Last week, Adam Hartung qualified for the "Mark Twain Award" if there was such a thing. In his article, "Obama Outperforms Reagan On Jobs, Growth & Investing," Adam goes to some length to try and show that unemployment rate, the S&P 500 and economic growth are currently better under the current administration than they were during the Reagan administration. Unfortunately, that is not the case. When considering that President Obama has been able to achieve real economic growth of just 2.04% annually despite historically low levels of inflation and interest rates combined with massive government interventions and balance sheet expansions; it makes his overall performance even more disappointing.
We have now done the math and compiled the Q2 earnings for the S&P 500 and we can indeed confirm that (at least in the second quarter) the buyback part is not only over but has ended with a thud, with the total notional amount of buybacks completed in Q2 plunging by 27% in Q2 to "only" $117 billion - the lowest since Q1 of 2013!
"...what was once a privilege is now a burden, undermining job growth, pumping up budget and trade deficits and inflating financial bubbles. To get the American economy on track, the government needs to drop its commitment to maintaining the dollar’s reserve-currency status...The privilege of having the world’s reserve currency is one America can no longer afford."

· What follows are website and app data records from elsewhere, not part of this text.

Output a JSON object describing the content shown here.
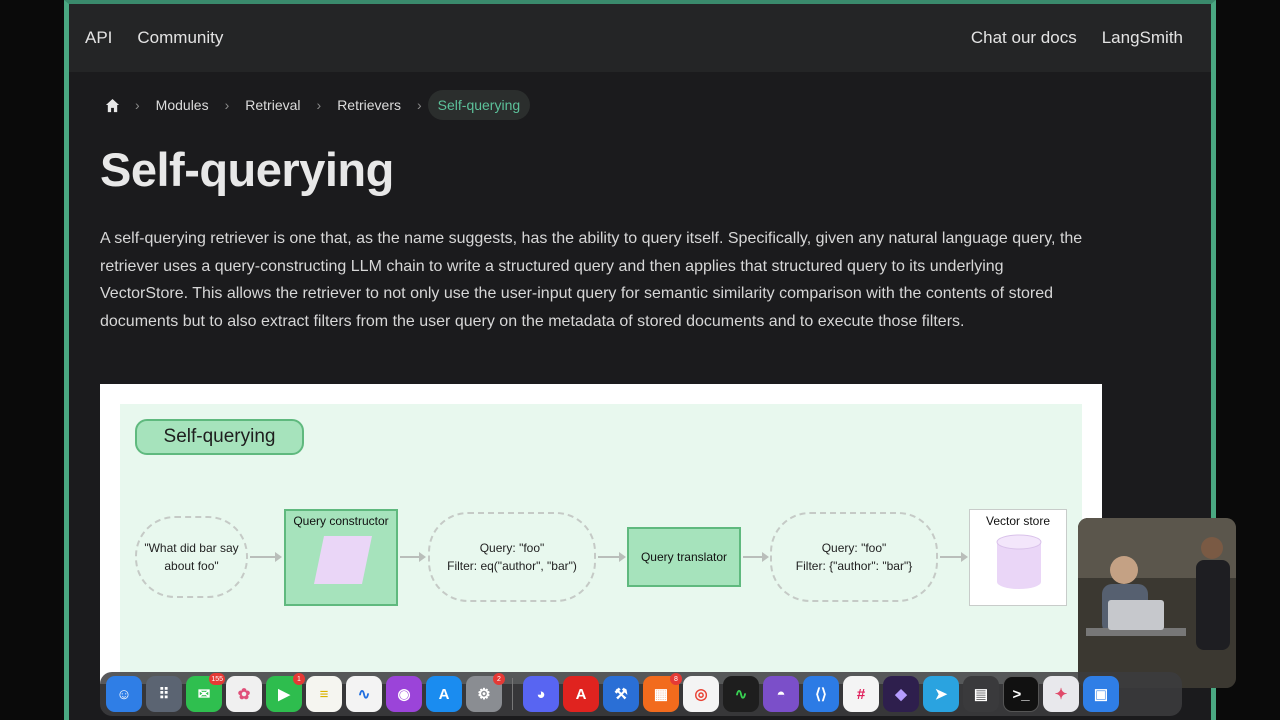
{
  "nav": {
    "left": [
      "API",
      "Community"
    ],
    "right": [
      "Chat our docs",
      "LangSmith"
    ]
  },
  "breadcrumb": {
    "items": [
      "Modules",
      "Retrieval",
      "Retrievers"
    ],
    "active": "Self-querying"
  },
  "page": {
    "title": "Self-querying",
    "body": "A self-querying retriever is one that, as the name suggests, has the ability to query itself. Specifically, given any natural language query, the retriever uses a query-constructing LLM chain to write a structured query and then applies that structured query to its underlying VectorStore. This allows the retriever to not only use the user-input query for semantic similarity comparison with the contents of stored documents but to also extract filters from the user query on the metadata of stored documents and to execute those filters."
  },
  "diagram": {
    "label": "Self-querying",
    "input": "\"What did bar say about foo\"",
    "constructor": "Query constructor",
    "query1_line1": "Query: \"foo\"",
    "query1_line2": "Filter: eq(\"author\", \"bar\")",
    "translator": "Query translator",
    "query2_line1": "Query: \"foo\"",
    "query2_line2": "Filter: {\"author\": \"bar\"}",
    "store": "Vector store"
  },
  "dock": {
    "badges": {
      "messages": "155",
      "facetime": "1",
      "settings": "2",
      "notifications": "8"
    }
  },
  "colors": {
    "accent": "#5cc19a",
    "frame": "#4aa882",
    "diagram_green": "#a6e3bc"
  }
}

- former Chief Economist and Economic Adviser to Vice President Joe Biden, executive director of the White House Task Force on the Middle Class, and a member of President Obama’s economic team.
Inflation, defined as an expansion of the supply of unbacked money, is an elementary evil, always and everywhere that it occurs. It is the ignored and core cause of numerous problems in the economy and in society...
While not exactly a "bear", Deutsche Bank's David Bianco - until this weekend - had the lowest S&P 500 target for 2014 year-end at 1,850. That's all changed now...